The whole pink marketing thing bugs me tremendously. Why do people need to lick and mail in yogurt lids, buy merchandise, wear pink ribbons. If you want to support research into treatments for metastatic disease or for a cure, the best thing to do is GIVE MONEY. Your donation, in any amount, will go directly to the charity and their projects. No need to buy that pink Kitchenaid mixer, English muffins or Barbie doll unless it's something you want anyway.
Here's food for thought -- "if shopping could cure breast cancer it would be cured by now."
Breast Cancer Action urges you to ask some critical questions before opening your wallet for pink-ribbon campaigns:
How much money from your purchase actually goes to the cause?
What is the maximum amount that will be donated?
How much money was spent marketing the product?
How are the funds being raised?
To what breast cancer organization does the money go, and what types of programs does it support?
What is the company doing to assure that its products are not contributing to the breast cancer epidemic?

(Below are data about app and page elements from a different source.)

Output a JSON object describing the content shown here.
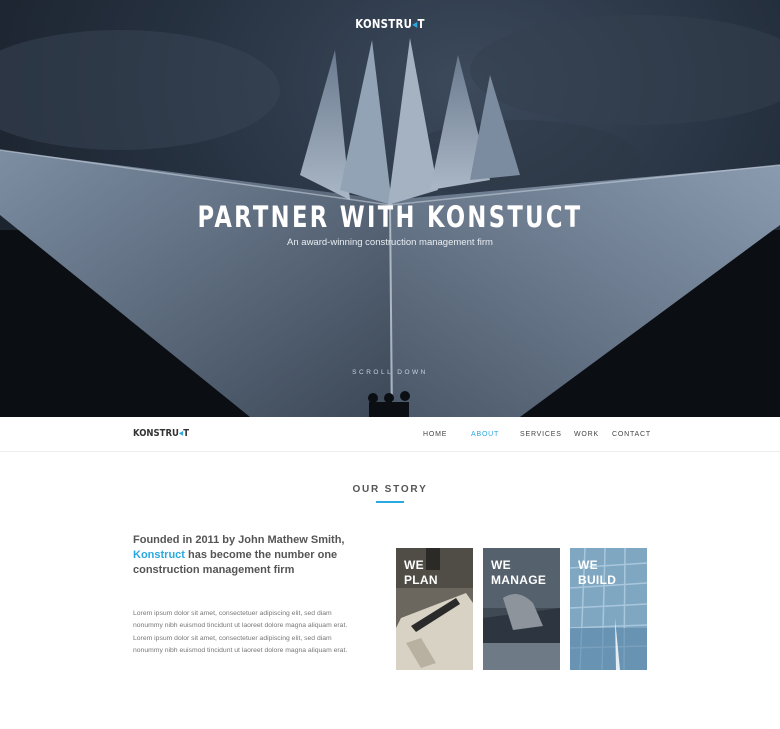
{
  "hero": {
    "logo_pre": "KONSTRU",
    "logo_accent": "◂",
    "logo_post": "T",
    "title": "PARTNER WITH KONSTUCT",
    "subtitle": "An award-winning construction management firm",
    "scroll_label": "SCROLL DOWN"
  },
  "nav": {
    "logo_pre": "KONSTRU",
    "logo_accent": "◂",
    "logo_post": "T",
    "items": [
      {
        "label": "HOME"
      },
      {
        "label": "ABOUT"
      },
      {
        "label": "SERVICES"
      },
      {
        "label": "WORK"
      },
      {
        "label": "CONTACT"
      }
    ],
    "active": "ABOUT"
  },
  "story": {
    "title": "OUR STORY",
    "headline_pre": "Founded in 2011 by John Mathew Smith, ",
    "headline_brand": "Konstruct",
    "headline_post": " has become the number one construction management firm",
    "body": "Lorem ipsum dolor sit amet, consectetuer adipiscing elit, sed diam nonummy nibh euismod tincidunt ut laoreet dolore magna aliquam erat. Lorem ipsum dolor sit amet, consectetuer adipiscing elit, sed diam nonummy nibh euismod tincidunt ut laoreet dolore magna aliquam erat."
  },
  "cards": [
    {
      "line1": "WE",
      "line2": "PLAN"
    },
    {
      "line1": "WE",
      "line2": "MANAGE"
    },
    {
      "line1": "WE",
      "line2": "BUILD"
    }
  ],
  "colors": {
    "accent": "#29a9e0",
    "text": "#555555"
  }
}
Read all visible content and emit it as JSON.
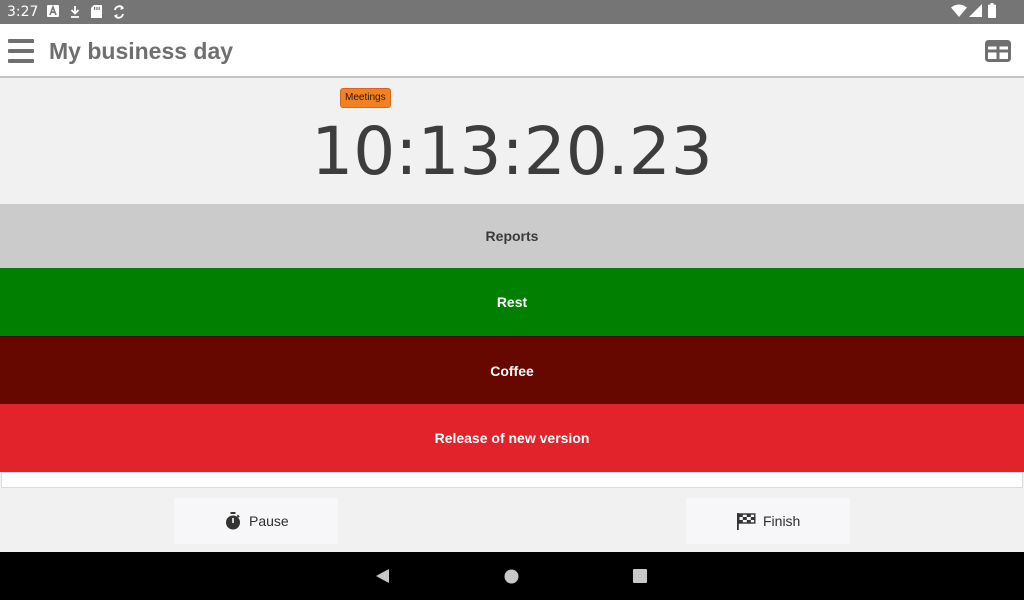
{
  "status_bar": {
    "time": "3:27",
    "notification_icons": [
      "font-a-icon",
      "download-icon",
      "sd-card-icon",
      "sync-icon"
    ],
    "system_icons": [
      "wifi-icon",
      "signal-icon",
      "battery-icon"
    ]
  },
  "app_bar": {
    "title": "My business day",
    "menu_icon": "hamburger-menu-icon",
    "action_icon": "table-view-icon"
  },
  "timer": {
    "badge": "Meetings",
    "badge_color": "#f48024",
    "elapsed": "10:13:20.23"
  },
  "activities": [
    {
      "label": "Reports",
      "color": "#cbcbcb"
    },
    {
      "label": "Rest",
      "color": "#007f00"
    },
    {
      "label": "Coffee",
      "color": "#660800"
    },
    {
      "label": "Release of new version",
      "color": "#e2232b"
    }
  ],
  "actions": {
    "pause": {
      "label": "Pause",
      "icon": "stopwatch-icon"
    },
    "finish": {
      "label": "Finish",
      "icon": "checkered-flag-icon"
    }
  },
  "nav_bar": {
    "buttons": [
      "back-icon",
      "home-icon",
      "recents-icon"
    ]
  }
}
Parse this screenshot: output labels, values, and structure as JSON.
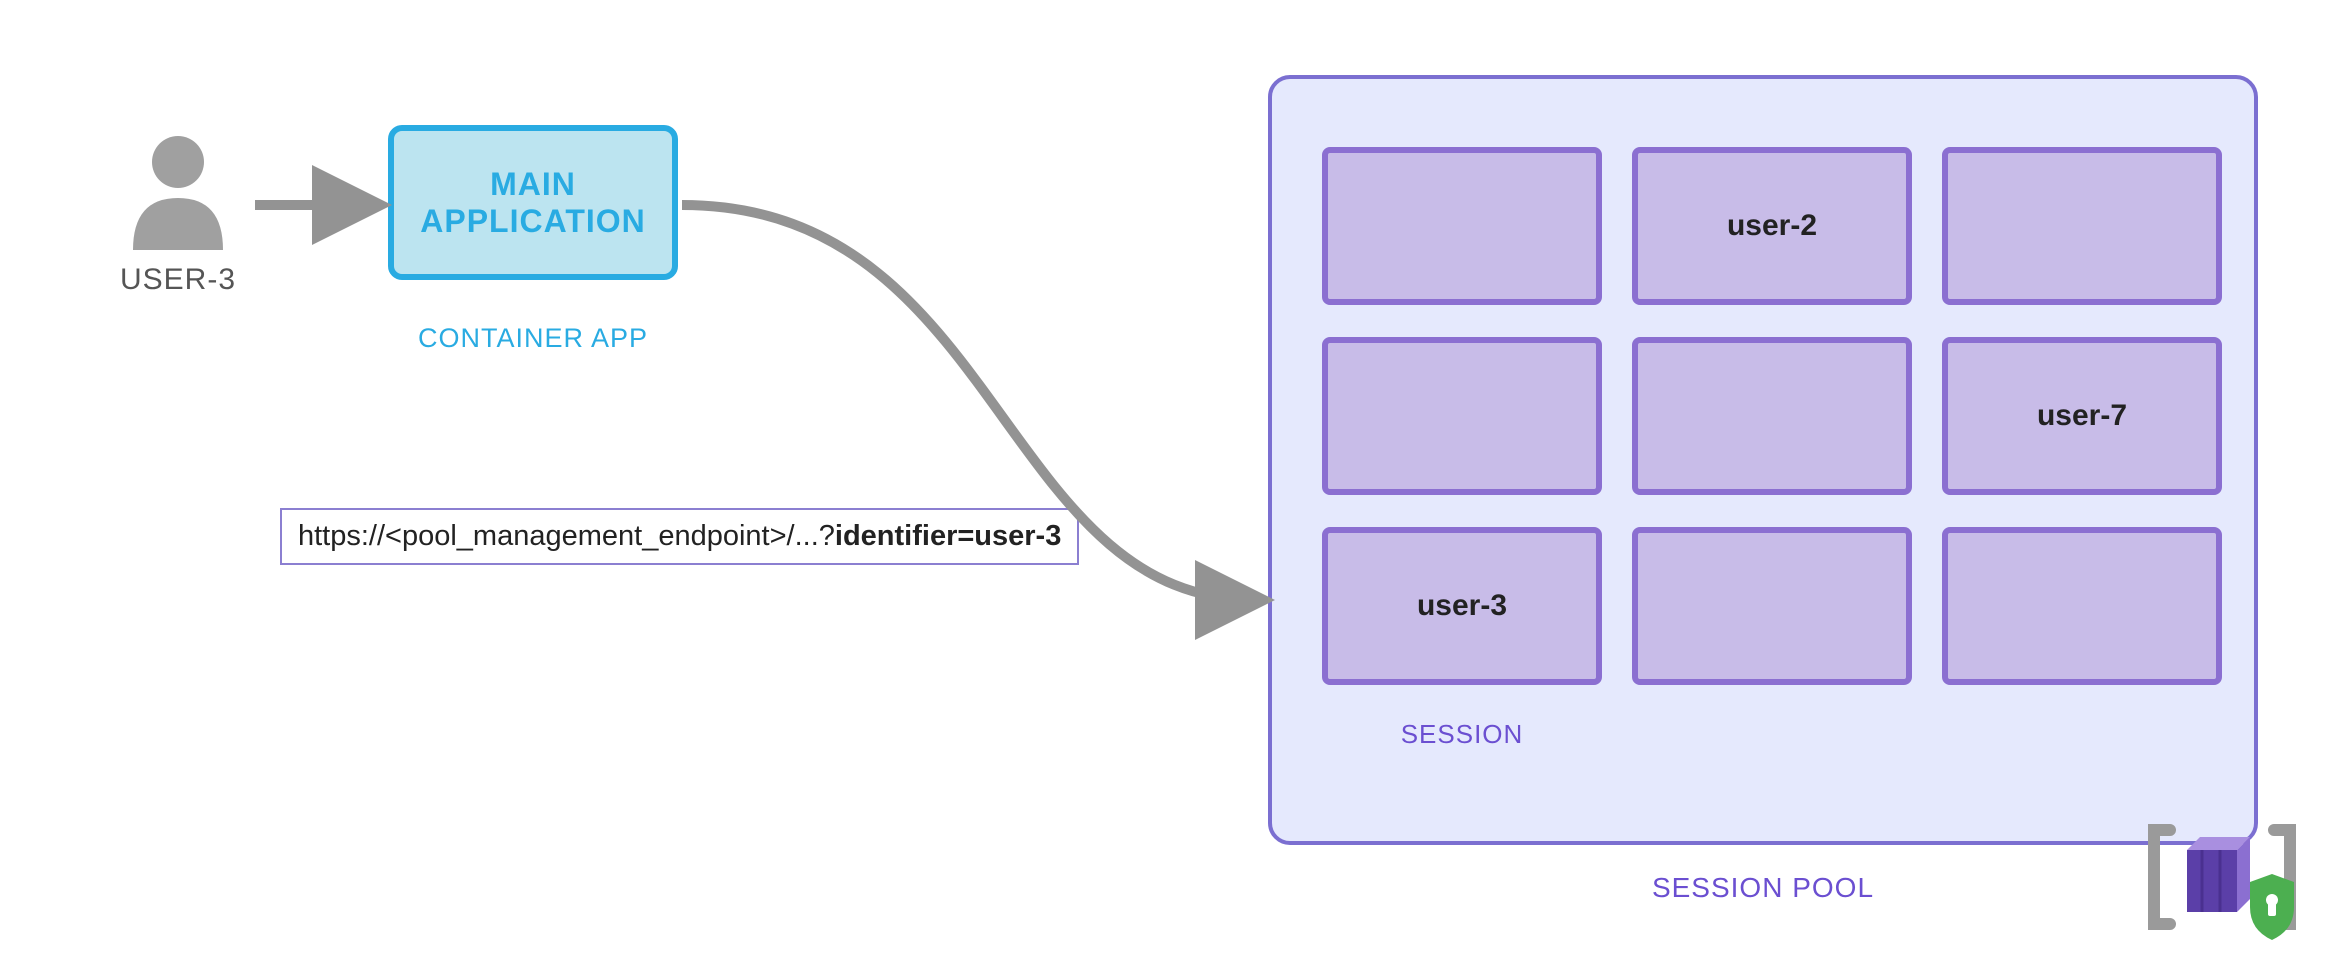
{
  "user": {
    "label": "USER-3"
  },
  "containerApp": {
    "title_line1": "MAIN",
    "title_line2": "APPLICATION",
    "subtitle": "CONTAINER APP"
  },
  "url": {
    "prefix": "https://<pool_management_endpoint>/...?",
    "bold": "identifier=user-3"
  },
  "sessionPool": {
    "poolLabel": "SESSION POOL",
    "sessionLabel": "SESSION",
    "cells": [
      {
        "text": ""
      },
      {
        "text": "user-2"
      },
      {
        "text": ""
      },
      {
        "text": ""
      },
      {
        "text": ""
      },
      {
        "text": "user-7"
      },
      {
        "text": "user-3"
      },
      {
        "text": ""
      },
      {
        "text": ""
      }
    ]
  },
  "colors": {
    "teal": "#29abe2",
    "tealFill": "#bce4f0",
    "purple": "#8b6fd1",
    "purpleFill": "#c8bce8",
    "poolFill": "#e5e9fd",
    "gray": "#939393"
  }
}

In other words, Think Before You Pink. If shopping could cure breast cancer it would be cured by now. The breast cancer movement needs action from people like you to create real change, the kind that will create a better future for women with, and at risk for, breast cancer.